“The law is talking about official candidates who applied for nomination. Sabahy is still a potential candidate. But, even after we submit our papers to the committee, we would seek to amend this decision because it is unjust,” she said.
According to the PEC, since the facts mentioned in the complaint may constitute electoral crimes, the committee will refer the complaint to Prosecutor General Abdel Meguid Mahmoud.
The penalty may reach up to a one-year prison sentence and/or a LE 10,000-100,000 fine.
Bakry said his proposal would not subject candidate who already violated the law to such penalties.
“There’s a lot of doubt that the PEC will hold those who violated the campaigning laws accountable, so it makes more sense to accommodate their needs,” Hassan said.
More amendments coming
On Monday, Parliament Speaker Saad El-Katatny referred another draft to amend the presidential election law proposed by one of the MPs to parliament’s proposals and complaints committee.
The amendments will allow presidential candidates to file appeals against the results announced by the electoral general committees within three days of its announcement. The Administrative Court must issue a verdict within three days from receiving the appeal.
“This is a positive step that undermines the full authority and immunity given to the Presidential Election Committee in Article 28 of the constitutional decree,” political analyst Hassan Nafae said.
However, Ali said this amendment is not enough; adding that Article 28 of the constitutional decree had to be annulled altogether. The article gives legal immunity to PEC’s decisions against appeal.
Last month, the PA approved amendments on Articles 30 and 38 of the presidential election law to guarantee the integrity and transparency of the elections.

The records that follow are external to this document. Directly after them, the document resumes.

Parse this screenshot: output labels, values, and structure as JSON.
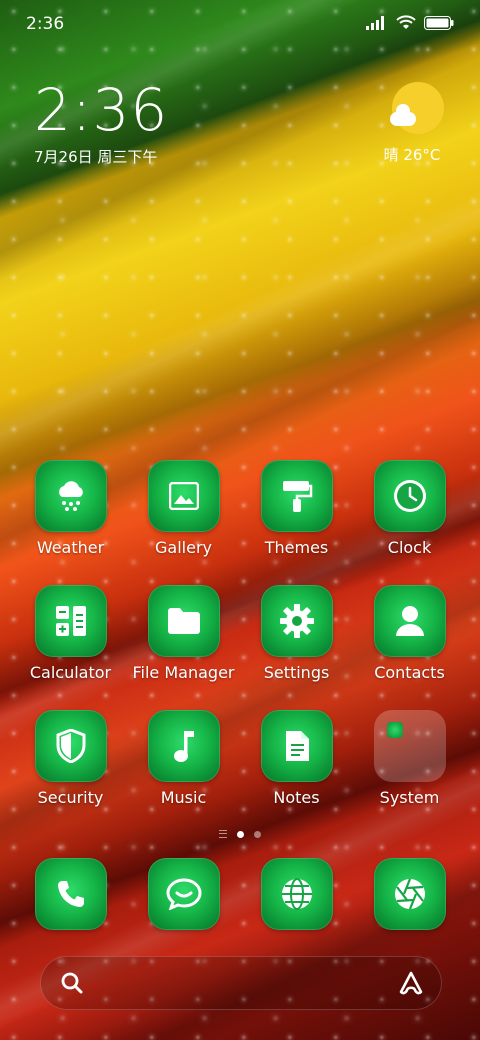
{
  "status_bar": {
    "time": "2:36",
    "icons": [
      "signal-icon",
      "wifi-icon",
      "battery-icon"
    ]
  },
  "clock_widget": {
    "time": "2:36",
    "date": "7月26日 周三下午"
  },
  "weather_widget": {
    "text": "晴 26°C",
    "icon": "partly-sunny-icon"
  },
  "apps": [
    {
      "label": "Weather",
      "icon": "weather-snow-cloud-icon"
    },
    {
      "label": "Gallery",
      "icon": "image-icon"
    },
    {
      "label": "Themes",
      "icon": "paint-roller-icon"
    },
    {
      "label": "Clock",
      "icon": "clock-icon"
    },
    {
      "label": "Calculator",
      "icon": "calculator-icon"
    },
    {
      "label": "File Manager",
      "icon": "folder-icon"
    },
    {
      "label": "Settings",
      "icon": "gear-icon"
    },
    {
      "label": "Contacts",
      "icon": "person-icon"
    },
    {
      "label": "Security",
      "icon": "shield-icon"
    },
    {
      "label": "Music",
      "icon": "music-note-icon"
    },
    {
      "label": "Notes",
      "icon": "document-icon"
    },
    {
      "label": "System",
      "icon": "folder-group-icon"
    }
  ],
  "page_indicator": {
    "pages": 2,
    "active": 1
  },
  "dock": [
    {
      "icon": "phone-icon"
    },
    {
      "icon": "message-icon"
    },
    {
      "icon": "globe-icon"
    },
    {
      "icon": "camera-aperture-icon"
    }
  ],
  "search_bar": {
    "left_icon": "search-icon",
    "right_icon": "assistant-icon"
  },
  "colors": {
    "icon_green": "#16b548",
    "accent_yellow": "#f6cf2a"
  }
}
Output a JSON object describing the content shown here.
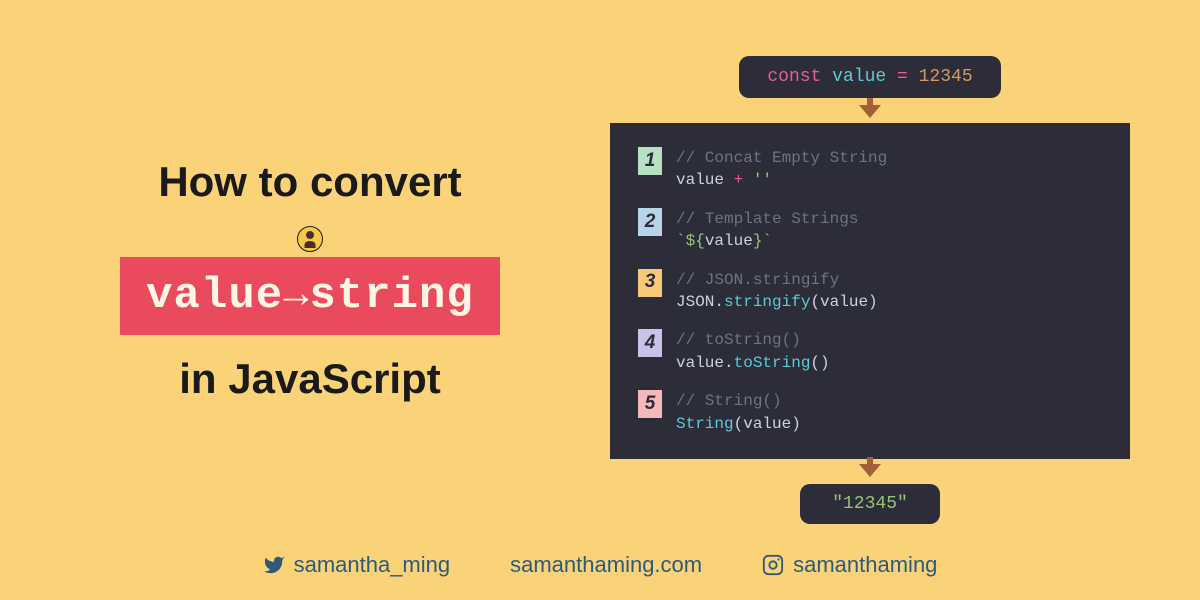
{
  "title": {
    "line1": "How to convert",
    "from": "value",
    "to": "string",
    "line3": "in JavaScript"
  },
  "code_decl": {
    "keyword": "const",
    "var": "value",
    "op": "=",
    "val": "12345"
  },
  "methods": [
    {
      "num": "1",
      "badge": "badge-1",
      "comment": "// Concat Empty String",
      "code_html": "value <span class='k-op'>+</span> <span class='k-str'>''</span>"
    },
    {
      "num": "2",
      "badge": "badge-2",
      "comment": "// Template Strings",
      "code_html": "<span class='k-str'>`${</span>value<span class='k-str'>}`</span>"
    },
    {
      "num": "3",
      "badge": "badge-3",
      "comment": "// JSON.stringify",
      "code_html": "JSON.<span class='k-fn'>stringify</span>(value)"
    },
    {
      "num": "4",
      "badge": "badge-4",
      "comment": "// toString()",
      "code_html": "value.<span class='k-fn'>toString</span>()"
    },
    {
      "num": "5",
      "badge": "badge-5",
      "comment": "// String()",
      "code_html": "<span class='k-fn'>String</span>(value)"
    }
  ],
  "output": "\"12345\"",
  "socials": {
    "twitter": "samantha_ming",
    "website": "samanthaming.com",
    "instagram": "samanthaming"
  }
}
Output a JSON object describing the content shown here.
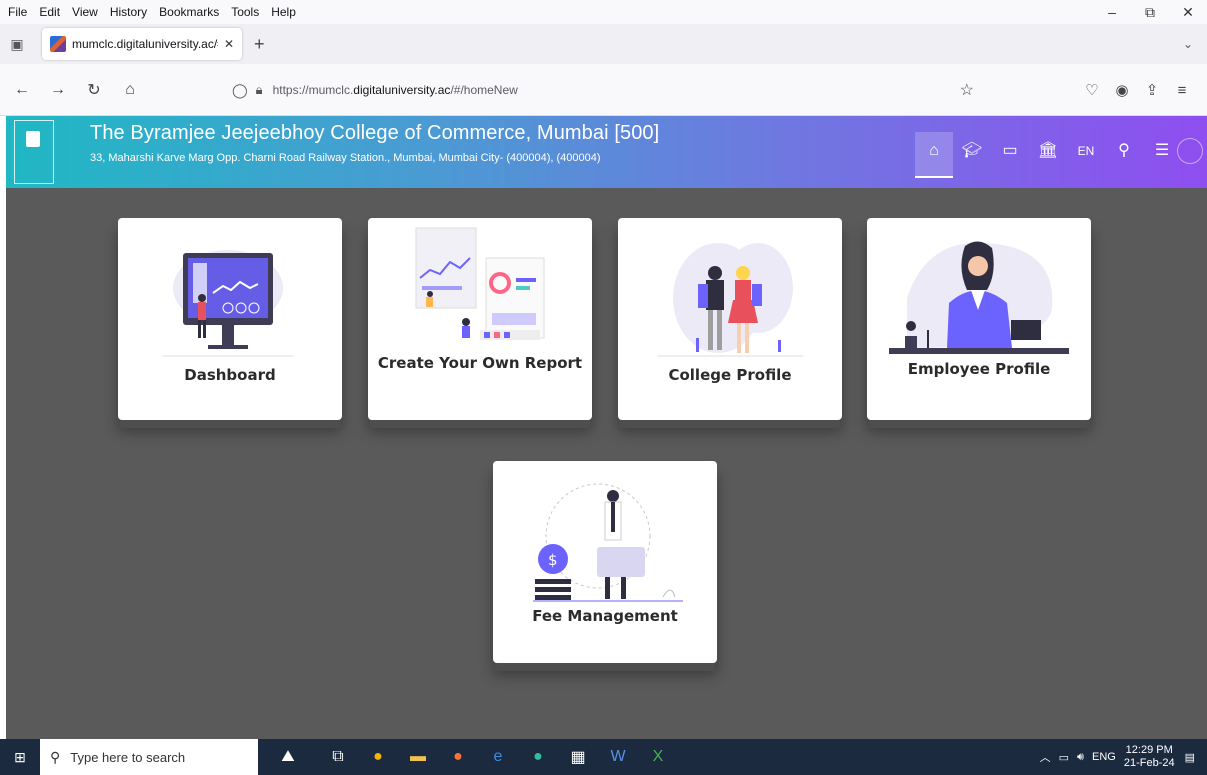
{
  "menubar": {
    "items": [
      "File",
      "Edit",
      "View",
      "History",
      "Bookmarks",
      "Tools",
      "Help"
    ]
  },
  "window_controls": {
    "minimize": "–",
    "restore": "⧉",
    "close": "✕"
  },
  "tab": {
    "title": "mumclc.digitaluniversity.ac/#/",
    "close": "✕",
    "new_tab": "+"
  },
  "nav": {
    "url_prefix": "https://mumclc.",
    "url_domain": "digitaluniversity.ac",
    "url_suffix": "/#/homeNew"
  },
  "header": {
    "institution": "The Byramjee Jeejeebhoy College of Commerce, Mumbai [500]",
    "address": "33, Maharshi Karve Marg Opp. Charni Road Railway Station., Mumbai, Mumbai City- (400004), (400004)",
    "lang": "EN"
  },
  "tiles": [
    {
      "label": "Dashboard"
    },
    {
      "label": "Create Your Own Report"
    },
    {
      "label": "College Profile"
    },
    {
      "label": "Employee Profile"
    },
    {
      "label": "Fee Management"
    }
  ],
  "taskbar": {
    "search_placeholder": "Type here to search",
    "lang": "ENG",
    "time": "12:29 PM",
    "date": "21-Feb-24"
  },
  "colors": {
    "header_gradient_start": "#1fb8c4",
    "header_gradient_end": "#8f4ef0",
    "viewport_bg": "#5a5a5a",
    "illustration_accent": "#6c63ff"
  }
}
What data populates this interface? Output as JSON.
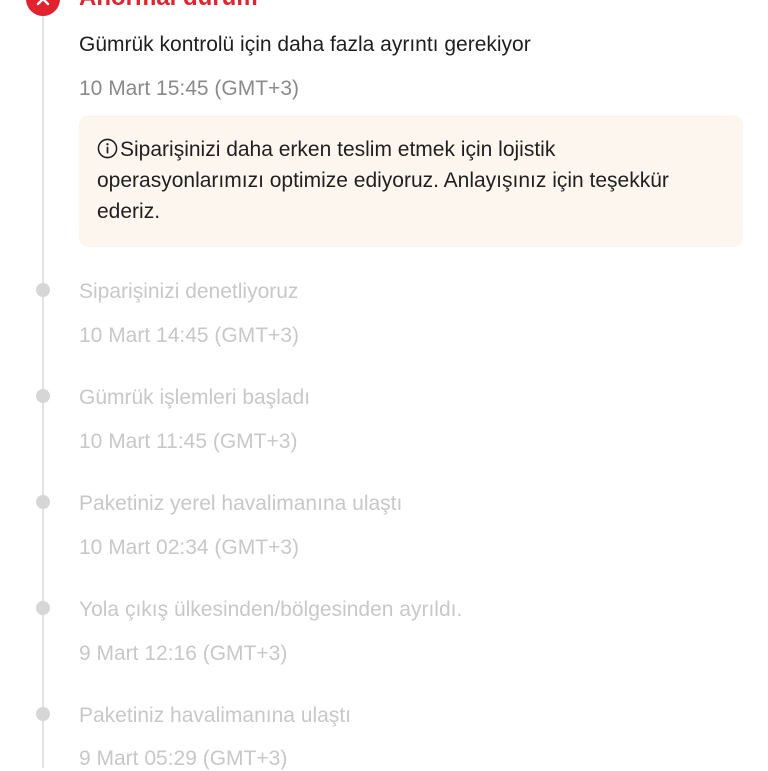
{
  "current": {
    "status": "Anormal durum",
    "title": "Gümrük kontrolü için daha fazla ayrıntı gerekiyor",
    "time": "10 Mart 15:45 (GMT+3)",
    "notice": "Siparişinizi daha erken teslim etmek için lojistik operasyonlarımızı optimize ediyoruz. Anlayışınız için teşekkür ederiz.",
    "status_color": "#e0232e",
    "notice_background": "#fdf6ef"
  },
  "events": [
    {
      "title": "Siparişinizi denetliyoruz",
      "time": "10 Mart 14:45 (GMT+3)"
    },
    {
      "title": "Gümrük işlemleri başladı",
      "time": "10 Mart 11:45 (GMT+3)"
    },
    {
      "title": "Paketiniz yerel havalimanına ulaştı",
      "time": "10 Mart 02:34 (GMT+3)"
    },
    {
      "title": "Yola çıkış ülkesinden/bölgesinden ayrıldı.",
      "time": "9 Mart 12:16 (GMT+3)"
    },
    {
      "title": "Paketiniz havalimanına ulaştı",
      "time": "9 Mart 05:29 (GMT+3)"
    }
  ],
  "icons": {
    "status": "close-circle-icon",
    "notice": "info-circle-icon",
    "event_marker": "timeline-dot"
  }
}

The Supreme Constitutional Court later approved the amendments, deeming them it in line with the constitutional decree issued last year.
Amendments on Article 38 stipulated that electoral general committees will be responsible for counting the total number of valid votes received by each candidate in the subcommittees.
The general committees will then announce the results in the presence of candidates’ representatives, civil society organizations monitoring the elections and media and then deliver them to PEC.
Nafae said that all procedures related to the electoral process, not just the results, should be open to appeals to guarantee the integrity of the process.
“However, after the final results of the presidential election are announced by the PEC, no appeals should be allowed to guarantee the stability of the new elected president in his post,” he added. –Additional reporting by Heba Fahmy.